Then I discuss chronic noncancer pain, which is underrepresented in most medical school curricula, leaving physicians with minimal knowledge on the approach to diagnosis and treatment. I discuss the fact that functional magnetic resonance imaging studies have shown that observing someone in pain “activates similar neurons as if the observer were feeling pain himself.”3 Authors of these studies go on to state that “[it is important to] differentiate the observer’s sense of knowing the other’s personal experience and his/her personal affective response to this [experience]. When unsuccessful in differentiating, the observer may get overwhelmed by distress [leading to] further distress and helplessness in both.”3
Studies have shown that empathy declines in medical students as they proceed with their training, yet empathy is a crucial element in the therapeutic encounter and the linchpin of narrative medicine.4,5 Training is required for both technical skills and emotional balance.

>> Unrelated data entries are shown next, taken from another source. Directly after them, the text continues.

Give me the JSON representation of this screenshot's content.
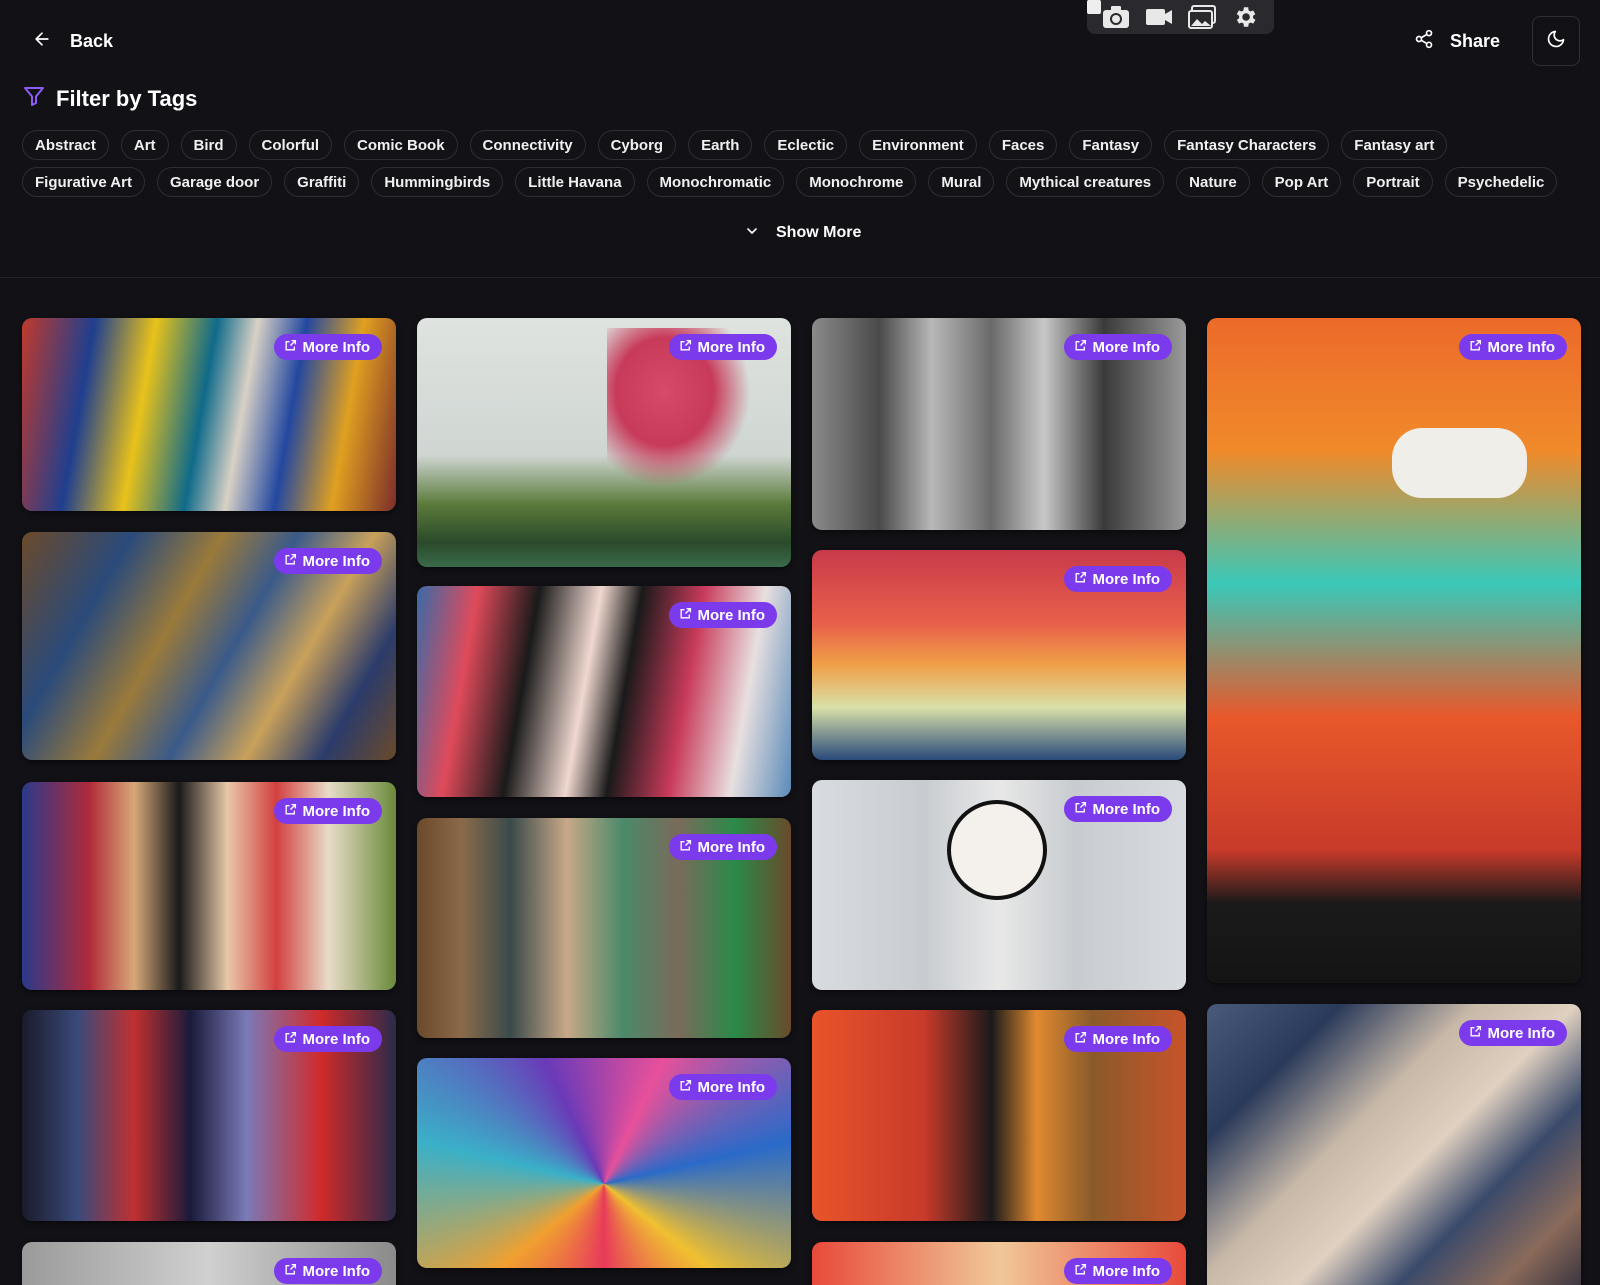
{
  "nav": {
    "back_label": "Back",
    "share_label": "Share"
  },
  "toolbar": {
    "tools": [
      "camera-icon",
      "video-icon",
      "gallery-icon",
      "gear-icon"
    ]
  },
  "filter": {
    "title": "Filter by Tags",
    "tags_row1": [
      "Abstract",
      "Art",
      "Bird",
      "Colorful",
      "Comic Book",
      "Connectivity",
      "Cyborg",
      "Earth",
      "Eclectic",
      "Environment",
      "Faces",
      "Fantasy",
      "Fantasy Characters",
      "Fantasy art"
    ],
    "tags_row2": [
      "Figurative Art",
      "Garage door",
      "Graffiti",
      "Hummingbirds",
      "Little Havana",
      "Monochromatic",
      "Monochrome",
      "Mural",
      "Mythical creatures",
      "Nature",
      "Pop Art",
      "Portrait",
      "Psychedelic"
    ],
    "show_more": "Show More"
  },
  "gallery": {
    "more_info_label": "More Info",
    "colors": {
      "accent": "#7c3aed",
      "background": "#121116"
    }
  }
}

Without this, physicians remain at risk of becoming overwhelmed and helpless in the face of suffering—or, even worse, cold, detached, and disbelieving.